By Cantor Josh Breitzer
Every Friday night, my father would make Kiddush with his thoroughly dog-eared Prayer Book for Jewish Personnel in the Armed Forces of the United States. He would begin reading Genesis 2:1 in Biblical English, “The heaven and the earth were finished, and all their host…” and continue through the blessing proper. At the words, “…a reminder of Thy work of creation,” my little boy’s ears would perk up: it was almost time for grape juice and challah. “Thy work of creation.” Not until my HUC-JIR years did I give those quintessentially Shabbat words real consideration, and not until recently did my adult ears perceive in them the resonance of Rosh Hashanah, the day the world was born.
How did creation sound? Loud. I hear a chorus of shofar blasts1– each horn with its own voice and its own cadence, calling being into being and arousing the very dawn of time. Each morning of the month of Elul, the sound of the shofar awakens us with a start, spurring us to act.
How did creation look? Awesome. I see a figure robed in blinding white2 – royally astride the skies, beyond perception, beyond comprehension, an image of all that is holy. This time of year, the vision of God as Avinu Malkeinu reigns supreme in the Jewish mind’s eye, and we dare not avert our gaze.
How did creation feel? Tense. I sense a gripping immediacy3 – tightly coiled, guts roiling, nerves tingling. Maybe this is what Abraham felt when put to the test. Perhaps this is how Isaac experienced being bound, being tied in knots literal and figurative.
How did creation taste? Umami. I savor every syllable of Psalm 8:104 – the alliterative Adonai Adoneinu, mah adir… tripping off my tongue, as if uttering the words for the first time. Adir reminds my mouth of “dear” yet I know it really means “mighty,” “majestic,” and “marvelous.” No wonder the great sage Abudraham taught this song should be the Psalm for the New Year.
How did creation smell? Sharp. I breathe in and gasp, even shudder at the scent of newly-minted air filling my nostrils.5 How could I conceive of something so ordinary being so holy? “When a boy is born,” Leonard Bernstein wrote, “the world is born again and takes its first breath with him. When a girl is born, the world stops spinning round and keeps a moment’s hushed wonder. Every time a child is born, for the space of that brief instant, the world is pure.”
Every week we remember the work of creation, but only once a year do we remember the birth of creation. Rosh Hashanah 5773 gives me a chance to consider, with all five senses, the true nature of beginnings: this year may well be the first of many as another little boy’s father.

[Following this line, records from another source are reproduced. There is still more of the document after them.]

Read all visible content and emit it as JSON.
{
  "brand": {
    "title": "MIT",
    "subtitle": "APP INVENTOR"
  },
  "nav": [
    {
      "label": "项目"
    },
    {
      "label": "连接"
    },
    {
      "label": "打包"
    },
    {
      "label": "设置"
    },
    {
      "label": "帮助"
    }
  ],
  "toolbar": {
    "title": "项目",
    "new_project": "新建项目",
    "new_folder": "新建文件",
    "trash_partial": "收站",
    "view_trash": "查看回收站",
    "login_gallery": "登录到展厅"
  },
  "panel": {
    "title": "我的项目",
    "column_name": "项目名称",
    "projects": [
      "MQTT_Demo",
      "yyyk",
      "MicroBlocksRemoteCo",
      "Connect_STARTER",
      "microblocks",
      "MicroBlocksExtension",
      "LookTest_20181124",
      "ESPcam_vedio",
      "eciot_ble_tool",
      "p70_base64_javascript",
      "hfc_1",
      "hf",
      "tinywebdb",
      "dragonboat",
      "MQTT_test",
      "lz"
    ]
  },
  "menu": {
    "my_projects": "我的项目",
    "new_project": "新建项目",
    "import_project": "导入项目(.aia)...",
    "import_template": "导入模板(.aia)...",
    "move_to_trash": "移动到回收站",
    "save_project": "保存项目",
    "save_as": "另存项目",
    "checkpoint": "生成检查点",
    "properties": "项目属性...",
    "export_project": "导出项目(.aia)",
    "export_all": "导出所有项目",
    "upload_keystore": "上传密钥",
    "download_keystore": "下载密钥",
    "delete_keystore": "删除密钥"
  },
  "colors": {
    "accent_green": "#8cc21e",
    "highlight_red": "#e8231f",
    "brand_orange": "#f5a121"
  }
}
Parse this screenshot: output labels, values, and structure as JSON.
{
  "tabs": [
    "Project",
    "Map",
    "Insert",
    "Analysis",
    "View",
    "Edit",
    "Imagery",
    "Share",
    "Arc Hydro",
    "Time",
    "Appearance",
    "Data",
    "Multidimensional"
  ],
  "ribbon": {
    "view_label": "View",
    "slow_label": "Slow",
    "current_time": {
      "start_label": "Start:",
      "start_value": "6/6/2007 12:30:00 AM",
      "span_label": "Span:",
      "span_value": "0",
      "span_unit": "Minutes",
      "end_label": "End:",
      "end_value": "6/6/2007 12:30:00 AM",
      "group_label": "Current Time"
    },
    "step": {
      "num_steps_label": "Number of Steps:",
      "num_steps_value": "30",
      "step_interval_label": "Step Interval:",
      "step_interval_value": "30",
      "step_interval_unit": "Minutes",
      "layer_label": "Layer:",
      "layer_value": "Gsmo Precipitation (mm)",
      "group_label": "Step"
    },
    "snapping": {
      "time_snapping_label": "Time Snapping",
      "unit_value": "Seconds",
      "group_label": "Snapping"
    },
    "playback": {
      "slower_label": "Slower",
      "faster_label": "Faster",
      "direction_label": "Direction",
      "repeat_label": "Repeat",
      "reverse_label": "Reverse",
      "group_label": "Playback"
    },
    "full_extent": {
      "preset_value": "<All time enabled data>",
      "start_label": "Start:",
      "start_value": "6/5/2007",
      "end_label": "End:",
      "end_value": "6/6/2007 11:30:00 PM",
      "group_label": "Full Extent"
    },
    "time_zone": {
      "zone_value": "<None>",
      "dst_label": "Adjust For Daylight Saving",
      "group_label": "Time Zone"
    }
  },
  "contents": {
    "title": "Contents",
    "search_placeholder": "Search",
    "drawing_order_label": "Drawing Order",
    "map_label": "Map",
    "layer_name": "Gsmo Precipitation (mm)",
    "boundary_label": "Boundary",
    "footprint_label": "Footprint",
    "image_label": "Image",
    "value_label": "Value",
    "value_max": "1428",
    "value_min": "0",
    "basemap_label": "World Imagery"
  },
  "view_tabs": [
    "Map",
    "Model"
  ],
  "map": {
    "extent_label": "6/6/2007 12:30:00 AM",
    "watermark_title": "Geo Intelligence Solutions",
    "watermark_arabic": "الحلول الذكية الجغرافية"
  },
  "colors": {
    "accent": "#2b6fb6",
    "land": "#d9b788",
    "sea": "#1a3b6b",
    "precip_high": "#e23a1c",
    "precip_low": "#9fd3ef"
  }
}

Thus does my old world draw to a close and my new world come to be.
- Cantor Daniel Pincus, “Brooklyn Shofar Flashmob: A Blast of Terror” (Art Kibbutz NYC, 2001)
- Samuel Adler, “HaMelech-Shochein Ad-Baruch,” Yamim Nora’im (Cantor Howard Stahl, soloist; Aaron Miller, organ; School of Sacred Music Choir; Transcontinental Music Publications, 1995)
- Genesis 22:1-2 (High Holiday Cantillation; Cantor Marshall Portnoy, soloist)
- Joey Weisenberg, “Breishit Rikud Nign,” Joey’s Nigunim: Spontaneous Jewish Choir (adapt. Breitzer; Deborah Sacks, soloist; Mechon Hadar, 2011)
- Leonard Bernstein, “Greeting,” Arias and Barcarolles (Marie Lyne Phare, soloist; Graeme Wilkinson, piano; Boosey & Hawkes, 1988)
Cantor Josh Breitzer is music director of Congregation Beth Elohim in Brooklyn, NY and adjunct faculty at the HUC-JIR Debbie Friedman School of Sacred Music. In the final days of 5772 he anticipates the birth of a son and the creation of HaZamir Brooklyn, the 20th chapter of HaZamir: The International Jewish High School Choir.